Financial Advisors have also come under attack from new technologies that have eroded many Financial Advisor’s business by automating the process of investing and using low cost Exchange Traded Funds (Index Funds) to navigate through the investment world.
However, many of these attacks don’t fully appreciate the role of a Financial Advisor in their client’s lives. Financial Advisor’s don’t only choose the investments and the asset allocation that fits a client’s risk profile; instead they do much, much more!
Here are some key aspects of the Financial Advisor roles that in our opinion are not being properly considered in the costs when comparing the Financial Advisor role to robo-advisors:
- Budgeting and Budget review and assessment.
- Encouraging additional contributions.
- Financial Decision making and feedback.
- Estate Planning.
- Financial Counselling.
- Career Planning.
- Retirement Transitioning.
With that being said, yes, there are many, many reasons why everyone should use a Financial Advisor.
Interestingly, many comparisons have also popped up between Exchange Traded Funds (ETFs) and Mutual Funds identifying that many Mutual Funds haven’t been beating the Index Funds (ETFs) and summarizing the comparative returns with the complete role that a Financial Advisor plays.
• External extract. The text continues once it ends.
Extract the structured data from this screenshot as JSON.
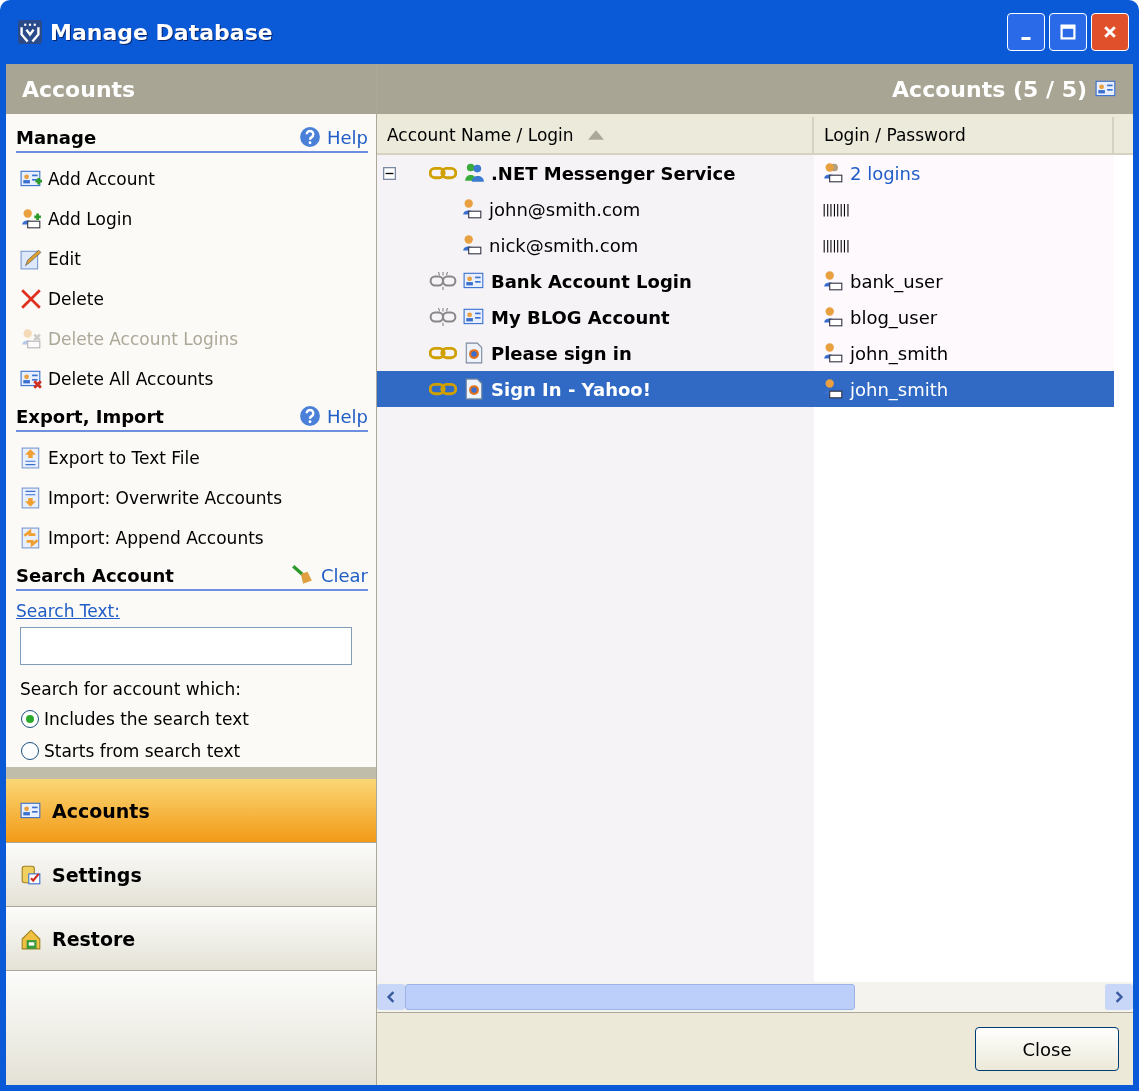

Some say that this has caused a paradigm shift in investing away from Mutual Funds into ETFs and placing many Financial Advisor’s careers under pressure. But, what’s missed in this comparison is the true role of the Financial Advisor and the value that they add to their clients.
As an example, take a client that starts with a $1,000.00 investment and decides to invest on his own in an Exchange Traded Fund with a Management Fee of .02% per annum and compare that with the same client that decides to invest in a Mutual Fund (any mutual fund) with a Management Fee of 2% with the help of a Financial Advisor. Then consider that the Exchange Traded Fund does 3% better than the Mutual Fund in the first year. Clearly it seems that the investor investing on his/her own is doing much better.
However, then consider that on his/her own the investor hasn’t been able to put aside any additional funds for the last 10 years and continues this pattern; whereas with the Financial Advisor who creates a budget and contacts the client monthly to follow-up (for the first three months) to ensure that the budget is being followed, the client invests an additional $1000 every month. Then compare the returns after 2 months and compare the cost of the advice and you’ll start to understand why people need to use a Financial Advisor.
Whether it’s to get a better race time, build more muscle or save more for retirement, virtually everyone achieves better results with a coach!
Yes, clearly, costs need to be reviewed and transparent, but don’t fall for the trap and think that you can save as much as you would without a coach as you would with a coach.
Also worth noting is that there are Mutual Funds that are beating Exchange Traded Funds and good Financial Advisor’s don’t only use Mutual Funds, they use all types of investments including Exchange Traded Funds.
Check out our blog post on how to choose a Financial Advisor that’s right for you.